Dataset entries
==============================

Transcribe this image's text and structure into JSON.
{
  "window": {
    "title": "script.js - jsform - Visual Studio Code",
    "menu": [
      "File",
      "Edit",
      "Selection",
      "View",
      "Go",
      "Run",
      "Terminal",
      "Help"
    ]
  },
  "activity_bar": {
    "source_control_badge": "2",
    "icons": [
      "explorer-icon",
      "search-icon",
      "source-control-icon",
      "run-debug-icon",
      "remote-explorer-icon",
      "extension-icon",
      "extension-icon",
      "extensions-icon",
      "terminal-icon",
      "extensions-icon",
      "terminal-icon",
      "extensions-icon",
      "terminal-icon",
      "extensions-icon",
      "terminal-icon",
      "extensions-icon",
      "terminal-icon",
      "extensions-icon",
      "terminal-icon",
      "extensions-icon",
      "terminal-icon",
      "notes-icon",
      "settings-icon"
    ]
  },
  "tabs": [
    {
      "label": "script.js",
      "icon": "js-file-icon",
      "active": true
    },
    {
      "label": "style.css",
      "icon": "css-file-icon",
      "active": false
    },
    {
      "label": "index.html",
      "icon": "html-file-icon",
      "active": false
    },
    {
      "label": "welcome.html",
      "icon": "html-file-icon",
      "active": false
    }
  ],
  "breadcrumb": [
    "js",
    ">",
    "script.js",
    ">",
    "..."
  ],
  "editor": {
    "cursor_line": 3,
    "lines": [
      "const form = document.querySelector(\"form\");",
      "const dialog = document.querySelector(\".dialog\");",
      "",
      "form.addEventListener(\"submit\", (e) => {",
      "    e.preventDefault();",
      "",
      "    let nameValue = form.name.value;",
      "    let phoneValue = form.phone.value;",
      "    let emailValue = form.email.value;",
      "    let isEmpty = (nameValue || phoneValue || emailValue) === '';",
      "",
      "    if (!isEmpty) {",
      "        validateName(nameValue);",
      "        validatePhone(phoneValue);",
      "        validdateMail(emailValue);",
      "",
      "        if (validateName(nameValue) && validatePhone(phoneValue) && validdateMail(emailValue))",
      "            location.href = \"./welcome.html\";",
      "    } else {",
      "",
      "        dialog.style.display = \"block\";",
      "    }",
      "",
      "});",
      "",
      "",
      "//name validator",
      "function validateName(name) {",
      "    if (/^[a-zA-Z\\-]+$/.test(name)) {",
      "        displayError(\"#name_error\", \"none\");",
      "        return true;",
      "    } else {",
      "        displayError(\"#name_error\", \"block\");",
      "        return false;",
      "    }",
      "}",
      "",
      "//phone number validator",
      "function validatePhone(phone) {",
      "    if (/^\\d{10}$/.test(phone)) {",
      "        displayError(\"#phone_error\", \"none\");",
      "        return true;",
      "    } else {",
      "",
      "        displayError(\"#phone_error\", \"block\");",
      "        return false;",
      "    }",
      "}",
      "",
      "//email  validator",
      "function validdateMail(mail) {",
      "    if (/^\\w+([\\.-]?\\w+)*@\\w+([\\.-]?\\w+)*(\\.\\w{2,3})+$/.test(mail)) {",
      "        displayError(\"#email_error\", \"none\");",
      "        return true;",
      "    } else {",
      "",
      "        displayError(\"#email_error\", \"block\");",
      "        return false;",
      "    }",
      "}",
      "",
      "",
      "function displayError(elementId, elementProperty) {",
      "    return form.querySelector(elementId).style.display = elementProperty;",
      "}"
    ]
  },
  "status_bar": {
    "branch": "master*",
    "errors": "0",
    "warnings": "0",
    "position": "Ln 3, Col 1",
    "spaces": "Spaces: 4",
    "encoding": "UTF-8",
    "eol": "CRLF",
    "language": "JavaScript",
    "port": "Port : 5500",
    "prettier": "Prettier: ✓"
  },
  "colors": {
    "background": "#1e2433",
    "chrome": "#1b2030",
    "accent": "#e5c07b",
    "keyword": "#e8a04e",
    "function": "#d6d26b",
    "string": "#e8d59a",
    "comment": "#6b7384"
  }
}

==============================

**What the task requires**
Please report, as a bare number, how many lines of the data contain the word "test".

**Exercise result**
3